You are currently browsing the category archive for the ‘Blogs’ category.

Christ was humbler yet, even to accepting death, death on a cross. But God raised him high and gave him the name which is above all other names…

These verses are taken from the Christological hymn that Paul quotes in his letter to the Philippians (56 C.E.) and serve as the leitmotif for Holy Week. Each day’s events underscore the humility of Jesus, beginning with His triumphal entry into Jerusalem at Passover seated upon the back of a donkey.

Sensing his earthly mission coming to a close, and in the wake of that, conflict, he orchestrated this bit of drama. He knew his few followers would misinterpret his action in their craving for a political Messiah to rout the hated Romans. Psalm 118’s “Blessings on the King who comes…,” fueled their frenzy and drew the Pharisees’ censure watching this spectacle unfold through streets thronged with pilgrims. Jesus’s intent was to image the peaceful Messiah, only later grasped by his followers after his resurrection.

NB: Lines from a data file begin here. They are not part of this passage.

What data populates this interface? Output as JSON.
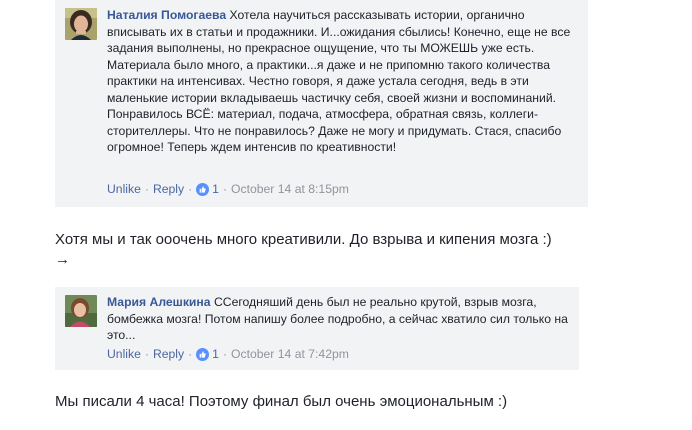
{
  "comments": [
    {
      "author": "Наталия Помогаева",
      "text": "Хотела научиться рассказывать истории, органично вписывать их в статьи и продажники. И...ожидания сбылись! Конечно, еще не все задания выполнены, но прекрасное ощущение, что ты МОЖЕШЬ уже есть. Материала было много, а практики...я даже и не припомню такого количества практики на интенсивах. Честно говоря, я даже устала сегодня, ведь в эти маленькие истории вкладываешь частичку себя, своей жизни и воспоминаний. Понравилось ВСЁ: материал, подача, атмосфера, обратная связь, коллеги-сторителлеры. Что не понравилось? Даже не могу и придумать. Стася, спасибо огромное! Теперь ждем интенсив по креативности!",
      "unlike_label": "Unlike",
      "reply_label": "Reply",
      "like_count": "1",
      "timestamp": "October 14 at 8:15pm"
    },
    {
      "author": "Мария Алешкина",
      "text": "ССегодняший день был не реально крутой, взрыв мозга, бомбежка мозга! Потом напишу более подробно, а сейчас хватило сил только на это...",
      "unlike_label": "Unlike",
      "reply_label": "Reply",
      "like_count": "1",
      "timestamp": "October 14 at 7:42pm"
    }
  ],
  "post": {
    "text_1": "Хотя мы и так ооочень много креативили. До взрыва и кипения мозга :)",
    "arrow": "→",
    "text_2": "Мы писали 4 часа! Поэтому финал был очень эмоциональным :)"
  },
  "colors": {
    "comment_bg": "#f2f3f5",
    "author": "#385898",
    "link": "#4b67a1",
    "meta": "#90949c",
    "like_blue": "#5890ff"
  },
  "icons": {
    "avatar_1": "avatar-woman-dark-hair",
    "avatar_2": "avatar-woman-outdoor",
    "like": "like-thumb-icon"
  }
}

Years of meditation on this curious story, recorded in the four gospels, have deepened my sense of Jesus Christ, totally other than first perceived. Like his first followers, I still get trapped in expectations of what I want, when I want it, how I want it. My terminal illness, however, casts urgency upon learning to listen, anew, to his Father for direction, to practice humility and obedience, one day at a time.

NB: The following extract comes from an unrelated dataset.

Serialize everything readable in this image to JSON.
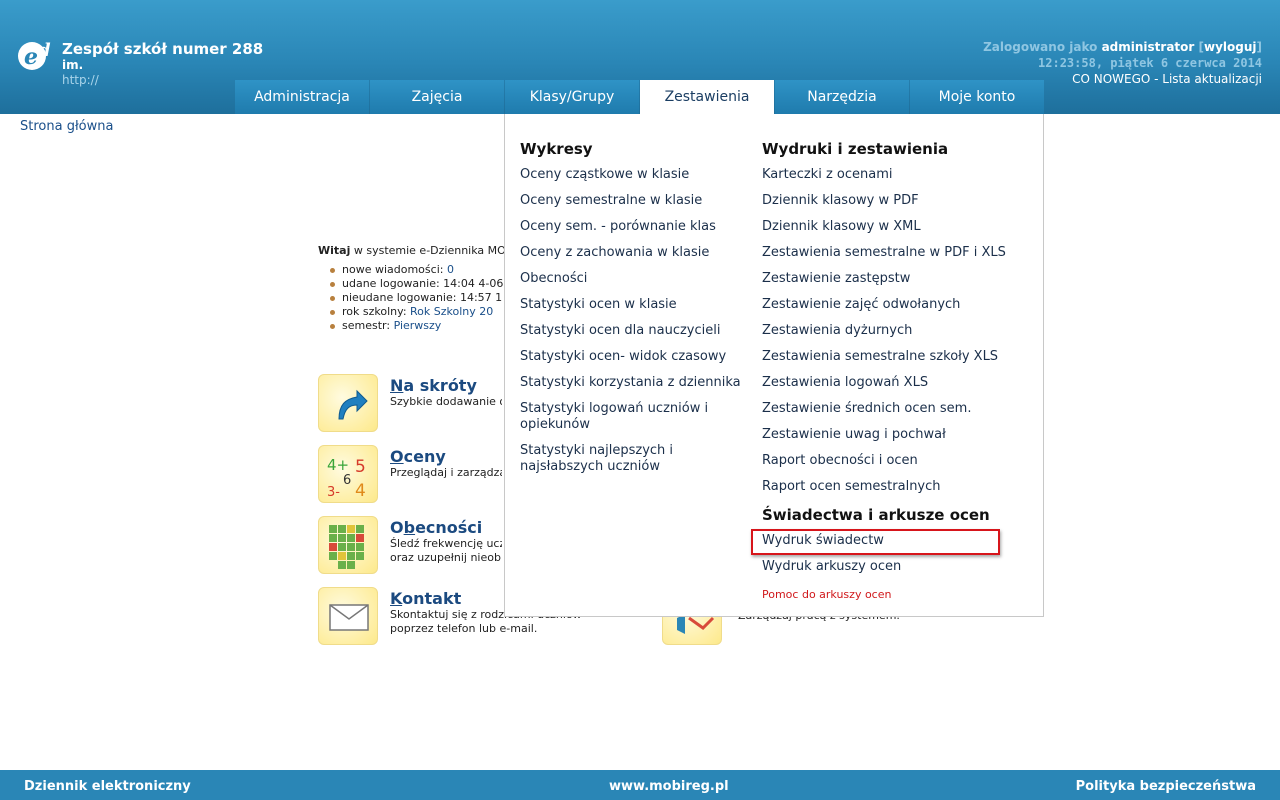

The future holds my final days before transitioning from them. There’s no preparing for them. They will unfold, as they will.

 

 

Put together a man with a humble spirit, who for eight years scrapped brilliant compositions until birthing his distinct voice, tintinnabuli (Latin for “little bells”)—and you will thrill with the Estonian genius of Arov Part. I had such an experience.

His Miserere (1992) presents an awesome response to the Coronavirus pandemic, together with a long look at the specter of death in our stunned psyches. Two liturgical hymns comprise this choral work: the Miserere, the great penitential Psalm 51, and the Sequence Dies Irae, found in the Roman Catholic Mass of the Dead. Part’s intimacy with the living Word of God shimmers in each note of the score.

As the piece opens, five soloists implore repeatedly for mercy, accompanied by woodwinds and percussion. Pregnant pauses for reflection follow, slowly building toward thundering drumrolls: Catastrophe has struck—monumental shuddering follows in its wake. With its resolution, the choir ascends to radiant heights over the deep-throated resonance of the organ, tam-tam, and bell. Then it’s over. Earth knows peace.

We open our eyes and blink, then breathe. Mercy’s sweetness enfolds us within humble silence, until the next wave of grief… and the next theophany—the story of our lives.

 

 

“They want us to wear masks when we see patients—as a precaution,” she said, her brown eyes warming as she pulled open the screen door and stepped inside. It was Kassie, the nurse practitioner, come to evaluate my continued participation in hospice, per the Medicare guidelines. She had called earlier. “I’m glad to meet you, Liz. Alice tells me how well you’re doing—you lead the way.”

Still dizzy from the nebulizer treatment, I took slow deliberate steps supported by my cane toward the dining room table and sat down. Instead of a computer, Kassie withdrew a yellow pad from her case, began questioning my symptoms, then added them to the penciled notes she’d taken from my chart. “Now, let me listen to your lungs—Yes, lots of crackles as I suspected—still yellow when you cough it up?” I nodded, covering my mouth and leaned back in my chair.

“And no change in the measurement of your arm since last time,” she added collapsing the tape measure with slim fingers. “Still 19—from my findings, Liz, you’re still eligible for hospice.” I breathed easier, glad for Alice’s and Eunice’s guidance.

As Kassie prepared to leave, she appeared serene in her blue scrubs, unmoved by the pandemic’s challenges. “Yes, since my husband’s also an essential worker, we’re taking turns homeschooling our nine year old. Our five year old’s still in the hospital’s day care with most of his friends.” Her brown eyes smiled as she spoke, her thick brunette hair swept up into a bun enhancing her loveliness. “And last night, it was such fun making supper in the kitchen. That’s never happened before. I’m sure we’ll do it again.”

Her spirit’s flexibility touched mine.

 

Available on Amazon

%d bloggers like this: